— Exercise goal —
Look through the records and copy each line with the string "icon" in it.

— Information provided —
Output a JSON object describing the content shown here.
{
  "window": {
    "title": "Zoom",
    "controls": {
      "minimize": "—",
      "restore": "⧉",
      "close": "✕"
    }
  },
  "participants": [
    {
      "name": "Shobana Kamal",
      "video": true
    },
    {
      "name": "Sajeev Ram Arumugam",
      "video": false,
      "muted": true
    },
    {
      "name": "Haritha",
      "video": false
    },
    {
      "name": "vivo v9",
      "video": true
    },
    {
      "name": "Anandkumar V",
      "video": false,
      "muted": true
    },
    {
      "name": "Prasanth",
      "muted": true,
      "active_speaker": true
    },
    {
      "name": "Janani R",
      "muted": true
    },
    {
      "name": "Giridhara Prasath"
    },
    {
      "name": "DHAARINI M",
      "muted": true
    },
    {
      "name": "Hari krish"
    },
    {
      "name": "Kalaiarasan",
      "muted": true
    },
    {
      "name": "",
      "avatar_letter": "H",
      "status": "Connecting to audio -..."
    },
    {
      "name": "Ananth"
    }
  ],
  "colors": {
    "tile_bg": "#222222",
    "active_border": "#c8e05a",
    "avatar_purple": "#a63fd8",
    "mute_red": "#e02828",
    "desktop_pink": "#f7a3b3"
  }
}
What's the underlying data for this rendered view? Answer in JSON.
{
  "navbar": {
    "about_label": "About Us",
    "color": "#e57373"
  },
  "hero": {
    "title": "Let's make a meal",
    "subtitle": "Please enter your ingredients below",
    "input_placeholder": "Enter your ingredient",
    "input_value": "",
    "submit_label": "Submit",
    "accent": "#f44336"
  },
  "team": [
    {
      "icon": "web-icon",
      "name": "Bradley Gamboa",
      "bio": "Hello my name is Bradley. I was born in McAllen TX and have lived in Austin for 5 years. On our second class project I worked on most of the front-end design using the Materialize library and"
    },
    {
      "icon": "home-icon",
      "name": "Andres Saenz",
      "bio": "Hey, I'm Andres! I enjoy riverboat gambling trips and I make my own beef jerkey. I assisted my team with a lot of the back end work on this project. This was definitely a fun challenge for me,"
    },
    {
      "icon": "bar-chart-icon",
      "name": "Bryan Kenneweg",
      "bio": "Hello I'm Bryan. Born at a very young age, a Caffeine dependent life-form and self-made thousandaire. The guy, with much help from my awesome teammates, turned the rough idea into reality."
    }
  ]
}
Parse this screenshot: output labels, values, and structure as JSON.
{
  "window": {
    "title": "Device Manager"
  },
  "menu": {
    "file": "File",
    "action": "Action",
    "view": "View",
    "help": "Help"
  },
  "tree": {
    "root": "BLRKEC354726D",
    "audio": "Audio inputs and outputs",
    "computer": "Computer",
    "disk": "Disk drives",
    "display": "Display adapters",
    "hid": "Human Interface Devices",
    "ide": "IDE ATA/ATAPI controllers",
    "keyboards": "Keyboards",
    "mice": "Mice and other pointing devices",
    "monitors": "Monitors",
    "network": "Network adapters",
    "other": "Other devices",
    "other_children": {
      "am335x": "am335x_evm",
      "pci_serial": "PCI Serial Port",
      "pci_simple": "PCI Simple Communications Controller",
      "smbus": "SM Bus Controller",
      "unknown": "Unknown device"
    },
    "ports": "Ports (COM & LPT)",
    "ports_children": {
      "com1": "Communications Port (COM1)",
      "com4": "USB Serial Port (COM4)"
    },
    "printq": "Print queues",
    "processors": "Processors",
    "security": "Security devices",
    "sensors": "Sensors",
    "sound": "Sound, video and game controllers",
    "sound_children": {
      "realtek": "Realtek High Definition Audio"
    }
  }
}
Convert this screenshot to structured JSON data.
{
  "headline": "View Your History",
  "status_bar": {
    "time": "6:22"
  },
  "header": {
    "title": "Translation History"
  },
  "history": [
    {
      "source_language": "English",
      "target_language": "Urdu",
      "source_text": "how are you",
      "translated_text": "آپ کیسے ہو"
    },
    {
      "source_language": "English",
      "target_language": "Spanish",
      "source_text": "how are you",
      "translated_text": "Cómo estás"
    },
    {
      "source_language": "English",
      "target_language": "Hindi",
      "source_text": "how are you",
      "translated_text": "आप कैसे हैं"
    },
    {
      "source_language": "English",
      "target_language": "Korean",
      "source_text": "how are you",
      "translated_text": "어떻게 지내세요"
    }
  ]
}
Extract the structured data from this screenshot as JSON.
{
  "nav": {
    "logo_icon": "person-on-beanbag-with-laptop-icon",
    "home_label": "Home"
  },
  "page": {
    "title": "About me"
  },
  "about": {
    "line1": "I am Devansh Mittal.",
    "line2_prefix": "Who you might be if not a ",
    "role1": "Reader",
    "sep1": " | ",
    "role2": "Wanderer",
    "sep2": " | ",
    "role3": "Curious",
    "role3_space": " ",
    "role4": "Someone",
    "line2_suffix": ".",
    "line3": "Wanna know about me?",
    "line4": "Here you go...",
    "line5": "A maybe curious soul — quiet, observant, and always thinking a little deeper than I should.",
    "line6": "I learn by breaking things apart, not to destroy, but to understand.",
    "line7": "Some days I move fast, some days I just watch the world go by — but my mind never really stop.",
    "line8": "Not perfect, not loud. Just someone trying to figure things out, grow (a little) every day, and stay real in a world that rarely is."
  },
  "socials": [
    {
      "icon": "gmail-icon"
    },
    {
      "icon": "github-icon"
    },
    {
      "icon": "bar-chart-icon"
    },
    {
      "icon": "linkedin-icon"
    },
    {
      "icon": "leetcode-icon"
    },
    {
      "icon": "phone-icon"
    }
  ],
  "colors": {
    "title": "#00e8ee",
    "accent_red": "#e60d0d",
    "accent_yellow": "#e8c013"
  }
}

— Answer to this exercise —
      "icon": "web-icon",
      "icon": "home-icon",
      "icon": "bar-chart-icon",
    "logo_icon": "person-on-beanbag-with-laptop-icon",
      "icon": "gmail-icon"
      "icon": "github-icon"
      "icon": "bar-chart-icon"
      "icon": "linkedin-icon"
      "icon": "leetcode-icon"
      "icon": "phone-icon"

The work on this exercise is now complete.